Give your views on the draft NHS Constitution

The Chairman of the Norfolk and Norwich University Hospitals NHS Foundation Trust is asking local people to give their views on the draft NHS Constitution.

The first of its kind in the world, the Constitution follows extensive discussions with NHS staff, patients and the public over the last year. It reaffirms the rights to NHS services, free of charge without discrimination of any kind. For the first time, it will bring together in one place and clarify for staff and patients their rights and responsibilities to ensure the NHS operates fairly and effectively.

The Government will be obliged by law to renew the NHS constitution every ten years so that any changes are the result of a full and transparent debate and cannot be changed by stealth. A new legal duty will be placed on all NHS organisations to take account of the Constitution in decisions that are made.

Chairman David Prior said: “It is now 60 years since the NHS was born and it is striking how its founding principles still endure and have resonance for staff, patients and public alike.

As the draft constitution states at the outset, the NHS belongs to the people. I would therefore urge everyone with an interest in preserving what’s best about the NHS, as well as ensuring that it is fit for the future, to participate in the consultation and tell us what they think.”

People can give their views on the trust’s website or attend the public AGM on September 25, 2008, in the Benjamin Gooch Lecture Theatre, Norfolk and Norwich University Hospital at 6pm.

For patients, the Constitution collects together important rights around access to drugs and treatments, health services, information, quality of care and environment, dignity & respect and complaint and redress.
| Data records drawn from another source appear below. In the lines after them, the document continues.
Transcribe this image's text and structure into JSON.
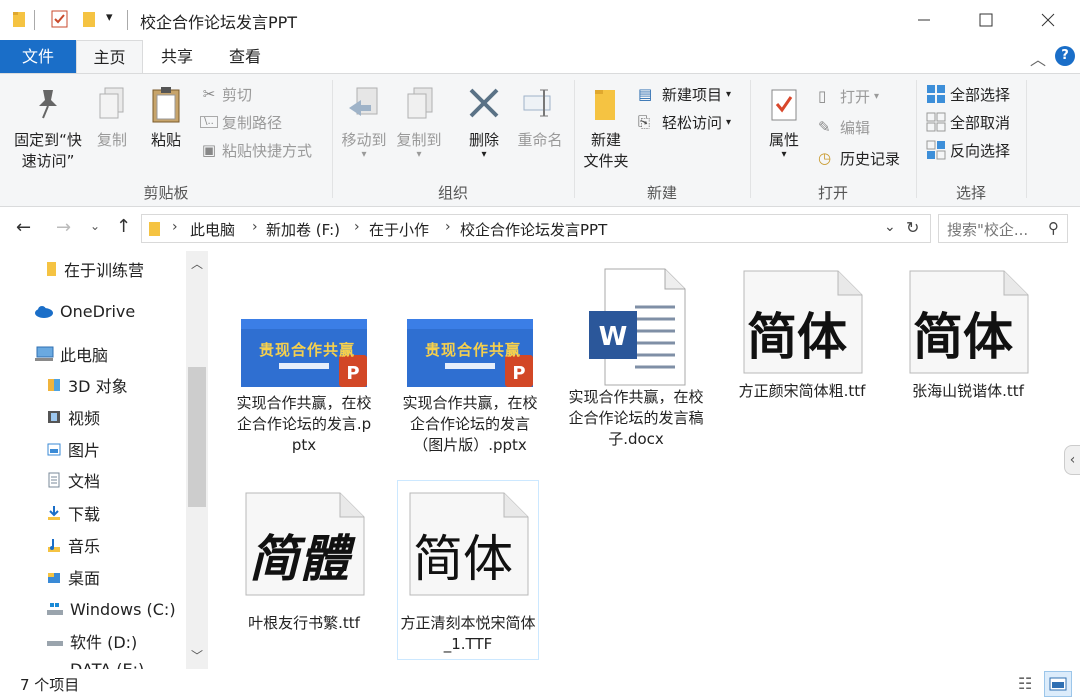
{
  "window": {
    "title": "校企合作论坛发言PPT"
  },
  "ribbon_tabs": {
    "file": "文件",
    "home": "主页",
    "share": "共享",
    "view": "查看"
  },
  "ribbon": {
    "clipboard": {
      "pin": "固定到“快",
      "pin2": "速访问”",
      "copy": "复制",
      "paste": "粘贴",
      "cut": "剪切",
      "copy_path": "复制路径",
      "paste_shortcut": "粘贴快捷方式",
      "group_label": "剪贴板"
    },
    "organize": {
      "move_to": "移动到",
      "copy_to": "复制到",
      "delete": "删除",
      "rename": "重命名",
      "group_label": "组织"
    },
    "new": {
      "new_folder": "新建",
      "new_folder2": "文件夹",
      "new_item": "新建项目",
      "easy_access": "轻松访问",
      "group_label": "新建"
    },
    "open": {
      "properties": "属性",
      "open": "打开",
      "edit": "编辑",
      "history": "历史记录",
      "group_label": "打开"
    },
    "select": {
      "select_all": "全部选择",
      "select_none": "全部取消",
      "invert": "反向选择",
      "group_label": "选择"
    }
  },
  "address": {
    "crumbs": [
      "此电脑",
      "新加卷 (F:)",
      "在于小作",
      "校企合作论坛发言PPT"
    ],
    "search_placeholder": "搜索\"校企..."
  },
  "nav": {
    "items": [
      "在于训练营",
      "OneDrive",
      "此电脑",
      "3D 对象",
      "视频",
      "图片",
      "文档",
      "下载",
      "音乐",
      "桌面",
      "Windows (C:)",
      "软件 (D:)",
      "DATA (E:)"
    ]
  },
  "files": [
    {
      "name": "实现合作共赢，在校企合作论坛的发言.pptx",
      "type": "pptx",
      "thumb_title": "贵现合作共赢"
    },
    {
      "name": "实现合作共赢，在校企合作论坛的发言（图片版）.pptx",
      "type": "pptx",
      "thumb_title": "贵现合作共赢"
    },
    {
      "name": "实现合作共赢，在校企合作论坛的发言稿子.docx",
      "type": "docx"
    },
    {
      "name": "方正颜宋简体粗.ttf",
      "type": "ttf",
      "sample": "简体"
    },
    {
      "name": "张海山锐谐体.ttf",
      "type": "ttf",
      "sample": "简体"
    },
    {
      "name": "叶根友行书繁.ttf",
      "type": "ttf",
      "sample": "简體"
    },
    {
      "name": "方正清刻本悦宋简体_1.TTF",
      "type": "ttf",
      "sample": "简体"
    }
  ],
  "status": {
    "count": "7 个项目"
  },
  "colors": {
    "accent": "#1a6ec8",
    "ppt_blue": "#2f6fd1",
    "ppt_orange": "#d24726",
    "word_blue": "#2b579a",
    "selection": "#cce8ff"
  }
}
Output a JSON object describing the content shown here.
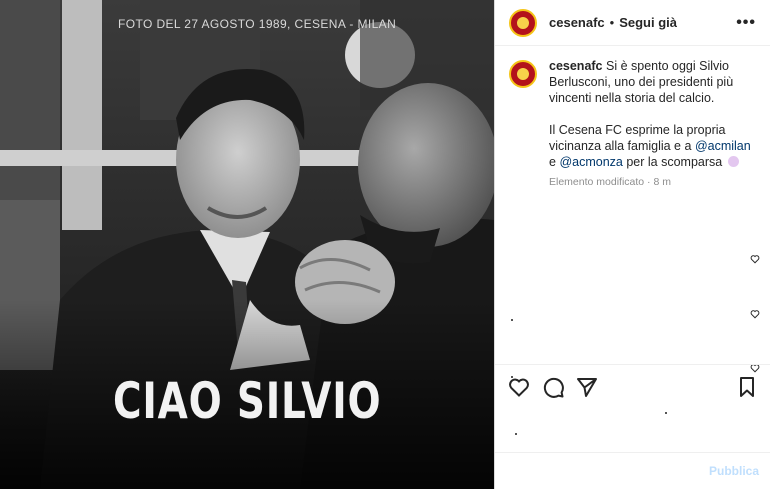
{
  "photo": {
    "caption": "FOTO DEL 27 AGOSTO 1989, CESENA - MILAN",
    "headline": "CIAO SILVIO"
  },
  "header": {
    "username": "cesenafc",
    "separator": "•",
    "follow_label": "Segui già",
    "more_icon": "more-options-icon"
  },
  "post": {
    "username": "cesenafc",
    "text_1": "Si è spento oggi Silvio Berlusconi, uno dei presidenti più vincenti nella storia del calcio.",
    "text_2_before": "Il Cesena FC esprime la propria vicinanza alla famiglia e a",
    "mention_1": "@acmilan",
    "text_2_mid": "e",
    "mention_2": "@acmonza",
    "text_2_after": "per la scomparsa",
    "meta": "Elemento modificato · 8 m"
  },
  "actions": {
    "like_icon": "heart-icon",
    "comment_icon": "comment-icon",
    "share_icon": "share-icon",
    "save_icon": "bookmark-icon"
  },
  "composer": {
    "placeholder": "",
    "publish_label": "Pubblica"
  },
  "colors": {
    "brand_red": "#b3121b",
    "brand_yellow": "#f5c518",
    "mention_blue": "#00376b",
    "publish_disabled": "#c0dffd"
  }
}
These include:

• The right to drugs and treatments approved by NICE for use in the NHS if clinically appropriate. Patients will also have a right to expect local decisions on funding of other drugs, where NICE has yet to issue guidance or where NICE will not be appraising a drug, to be made rationally following proper consideration of the evidence. If the local NHS decides not to fund a drug that a patient and their doctor feel would be right for them, the PCT will have to explain that decision to them. We will also work with NICE to speed up the process for appraising new drugs so that NICE can issue the majority of its appraisal guidance within a few months of a new drug’s launch;

• The right to make defined choices about your NHS care with clear options. This is a new legal right which will give patients the right to make choices about their healthcare based on information made easily accessible by the NHS so those choices are real and informed. This includes the right to choose your GP practice and express a preference for consulting a particular doctor. Enshrining the right in the Constitution will make sure that choice endures and becomes a core feature of a responsive NHS in the 21st Century;

• The right to be treated with dignity and respect and given a professional standard of care, by appropriately qualified and experienced staff in a clean and safe environment;

• The right to complaint and redress. The constitution sets out a number of rights and pledges to ensure patients and the public are able to make complaints and get access to swift redress if they are unhappy with their healthcare. We do not want to create a litigious culture with the development of an NHS Constitution, but we do want to ensure that it has enough teeth to make a difference.

At the same time, it is important that patients play their part too and recognise they have responsibilities to help the NHS work effectively. Although patients will still be treated based on clinical need, there will be an onus on them to contribute to their own good health and take some personal responsibility. Patients will also be expected to register with a GP and keep appointments, or cancel within a reasonable time.

For staff, the draft constitution recognises that it is their commitment, loyalty, professionalism and dedication that really makes a difference to patients’ quality of care and experience. A series of pledges are outlined which the NHS will strive to deliver to ensure that staff are provided with rewarding jobs and with the training and support they need to do their jobs as well as they can.

The constitution also reaffirms the enduring values of the NHS, based on discussions with staff, patients and the public. They include values such as respect and dignity, compassion, commitment to quality of care and putting patients first in everything the NHS does.

The draft NHS Constitution is a short declaratory document. All the rights and pledges are underpinned by existing law or policy, except the new right to choice. The consultation closes on 17th October 2008.

The consultation questionnaire and information about the draft NHS Constitution; including booklets for staff and patients can be found at

Saturday 16th of August 2008 06:00:29 AM